Consisting of the models, the TiX series cameras have resolutions of 1024×768 and 640×480 pixels that display across the imager’s 5.6-in. display. That’s 3.1 million pixels and 1.2 million pixels, respectively, when using SuperResolution mode. The TiX imagers have a temperature range of -40°C to 2000°C (-40°F to 3632°F).
See the details with an HD thermal imager – [Link]
by Stephen Evanczuk @ digikey.com:
For rapidly growing markets such as wearables or the Internet of Things (IoT), energy harvesting can significantly enhance battery life—or even enable battery-free designs. At the same time, however, engineers designing wearables and IoT devices face significant constraints in total design size and footprint. To meet growing demands for miniaturized systems, designers can turn to an array of highly integrated energy-harvesting ICs and wireless MCUs from silicon vendors including Atmel, CSR, Freescale Semiconductor, Linear Technology, Maxim Integrated, NXP Semiconductor, Silicon Laboratories, STMicroelectronics, and Texas Instruments, among others.

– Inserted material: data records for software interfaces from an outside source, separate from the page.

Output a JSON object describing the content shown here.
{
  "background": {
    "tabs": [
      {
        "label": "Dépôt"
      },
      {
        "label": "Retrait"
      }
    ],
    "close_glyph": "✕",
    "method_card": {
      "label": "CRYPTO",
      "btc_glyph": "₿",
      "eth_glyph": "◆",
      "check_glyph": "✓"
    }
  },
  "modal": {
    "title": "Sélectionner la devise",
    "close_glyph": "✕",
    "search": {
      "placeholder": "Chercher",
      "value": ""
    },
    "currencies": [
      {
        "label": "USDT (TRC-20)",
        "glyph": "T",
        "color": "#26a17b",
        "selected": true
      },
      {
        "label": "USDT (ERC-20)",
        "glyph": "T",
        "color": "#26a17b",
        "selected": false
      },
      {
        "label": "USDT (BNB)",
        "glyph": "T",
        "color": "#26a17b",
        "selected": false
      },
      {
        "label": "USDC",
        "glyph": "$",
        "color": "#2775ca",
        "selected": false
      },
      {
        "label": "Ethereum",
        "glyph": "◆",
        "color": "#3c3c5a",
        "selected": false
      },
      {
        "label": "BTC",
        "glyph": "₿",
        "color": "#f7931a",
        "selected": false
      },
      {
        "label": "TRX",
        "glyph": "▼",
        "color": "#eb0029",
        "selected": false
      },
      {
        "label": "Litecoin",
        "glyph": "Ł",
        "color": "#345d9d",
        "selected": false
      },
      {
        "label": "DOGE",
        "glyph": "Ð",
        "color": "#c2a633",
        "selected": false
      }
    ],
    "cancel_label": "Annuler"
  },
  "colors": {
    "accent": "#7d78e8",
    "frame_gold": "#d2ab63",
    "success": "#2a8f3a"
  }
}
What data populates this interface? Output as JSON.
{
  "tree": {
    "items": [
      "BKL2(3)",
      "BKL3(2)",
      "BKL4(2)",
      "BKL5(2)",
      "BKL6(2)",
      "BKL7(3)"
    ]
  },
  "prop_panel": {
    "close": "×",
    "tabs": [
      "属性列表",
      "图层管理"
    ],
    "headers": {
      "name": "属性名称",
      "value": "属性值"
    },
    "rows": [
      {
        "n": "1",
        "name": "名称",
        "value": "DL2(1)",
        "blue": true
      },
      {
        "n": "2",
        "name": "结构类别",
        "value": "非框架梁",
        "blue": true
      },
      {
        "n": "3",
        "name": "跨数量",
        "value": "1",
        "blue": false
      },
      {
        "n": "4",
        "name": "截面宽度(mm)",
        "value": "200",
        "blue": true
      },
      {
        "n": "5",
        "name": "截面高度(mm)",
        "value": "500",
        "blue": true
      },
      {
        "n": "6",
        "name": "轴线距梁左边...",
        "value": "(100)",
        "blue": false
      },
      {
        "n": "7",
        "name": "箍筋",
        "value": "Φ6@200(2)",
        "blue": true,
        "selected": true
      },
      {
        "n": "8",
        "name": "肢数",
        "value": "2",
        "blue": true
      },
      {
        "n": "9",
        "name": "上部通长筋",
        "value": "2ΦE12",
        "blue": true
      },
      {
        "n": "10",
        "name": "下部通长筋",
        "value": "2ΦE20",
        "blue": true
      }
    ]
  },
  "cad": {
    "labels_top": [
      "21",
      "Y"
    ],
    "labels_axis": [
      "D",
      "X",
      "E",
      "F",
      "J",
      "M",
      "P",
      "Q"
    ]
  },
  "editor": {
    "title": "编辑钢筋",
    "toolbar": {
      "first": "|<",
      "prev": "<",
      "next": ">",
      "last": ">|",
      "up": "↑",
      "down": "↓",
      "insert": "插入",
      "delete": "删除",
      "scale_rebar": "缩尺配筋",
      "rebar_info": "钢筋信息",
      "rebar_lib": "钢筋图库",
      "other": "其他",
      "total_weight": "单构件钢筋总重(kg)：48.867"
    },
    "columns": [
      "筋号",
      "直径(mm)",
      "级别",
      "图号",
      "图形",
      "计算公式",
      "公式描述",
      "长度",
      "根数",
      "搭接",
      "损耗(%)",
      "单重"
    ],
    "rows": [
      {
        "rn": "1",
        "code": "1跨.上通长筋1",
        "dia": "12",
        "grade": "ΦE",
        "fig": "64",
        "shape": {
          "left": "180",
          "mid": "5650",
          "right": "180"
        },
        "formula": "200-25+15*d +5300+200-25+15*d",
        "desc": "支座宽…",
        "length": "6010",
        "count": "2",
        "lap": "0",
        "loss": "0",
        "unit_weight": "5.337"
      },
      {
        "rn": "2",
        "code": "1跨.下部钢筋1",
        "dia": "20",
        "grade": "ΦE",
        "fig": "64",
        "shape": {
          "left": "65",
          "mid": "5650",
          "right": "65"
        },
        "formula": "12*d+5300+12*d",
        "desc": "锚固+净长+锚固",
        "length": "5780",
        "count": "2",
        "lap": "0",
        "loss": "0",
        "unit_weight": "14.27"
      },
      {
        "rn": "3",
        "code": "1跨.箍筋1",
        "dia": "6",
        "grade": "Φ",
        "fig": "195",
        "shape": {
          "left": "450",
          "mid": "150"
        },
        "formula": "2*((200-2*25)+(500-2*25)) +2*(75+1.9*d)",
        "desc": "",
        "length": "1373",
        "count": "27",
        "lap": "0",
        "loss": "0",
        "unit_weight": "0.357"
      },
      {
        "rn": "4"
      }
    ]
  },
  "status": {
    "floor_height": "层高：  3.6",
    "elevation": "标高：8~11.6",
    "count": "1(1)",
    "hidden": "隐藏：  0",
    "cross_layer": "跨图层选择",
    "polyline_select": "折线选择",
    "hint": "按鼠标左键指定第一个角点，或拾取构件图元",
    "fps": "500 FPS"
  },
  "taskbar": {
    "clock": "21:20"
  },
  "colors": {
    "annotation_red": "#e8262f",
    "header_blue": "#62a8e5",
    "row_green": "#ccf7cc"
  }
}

Energy harvesting offers tremendous benefits for applications able to take advantage of ambient-energy sources. Designers have employed energy-harvesting techniques to power applications ranging from motor and engine monitors to railway trackside electronics. Typically, these applications are based on wireless-sensor designs built to transmit sampled data about the environment or events of interest to a controller, aggregator, or other host (Figure 1).
Specialized ICs Squeeze Large Capabilities into Tiny Energy-Harvesting Solutions – [Link]